• **TASK TO COMPLETE**:
The answer must consist of every line from the entries that holds the word "label".

#### DATA SUPPLIED

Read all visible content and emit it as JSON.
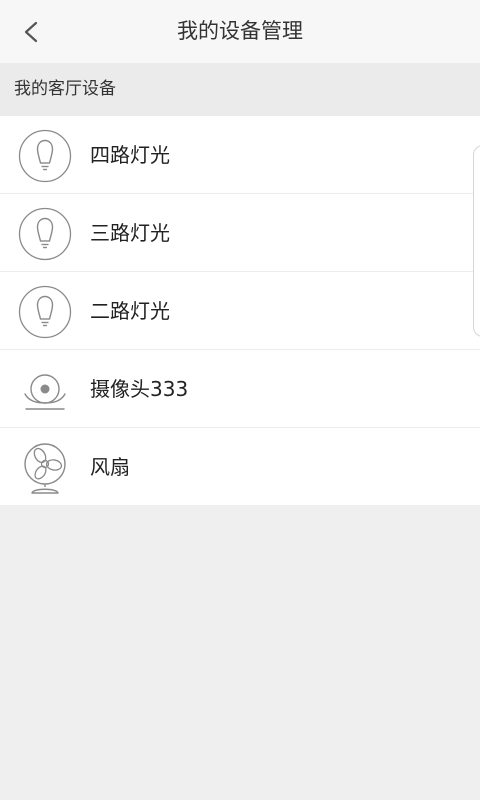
{
  "header": {
    "title": "我的设备管理",
    "back_icon": "chevron-left-icon"
  },
  "section": {
    "title": "我的客厅设备"
  },
  "devices": [
    {
      "label": "四路灯光",
      "icon": "light-bulb-icon"
    },
    {
      "label": "三路灯光",
      "icon": "light-bulb-icon"
    },
    {
      "label": "二路灯光",
      "icon": "light-bulb-icon"
    },
    {
      "label": "摄像头333",
      "icon": "camera-icon"
    },
    {
      "label": "风扇",
      "icon": "fan-icon"
    }
  ],
  "colors": {
    "background": "#efefef",
    "topbar": "#f7f7f7",
    "section_header": "#ebebeb",
    "icon_stroke": "#8a8a8a"
  }
}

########

• **RESPONSE**:
      "label": "四路灯光",
      "label": "三路灯光",
      "label": "二路灯光",
      "label": "摄像头333",
      "label": "风扇",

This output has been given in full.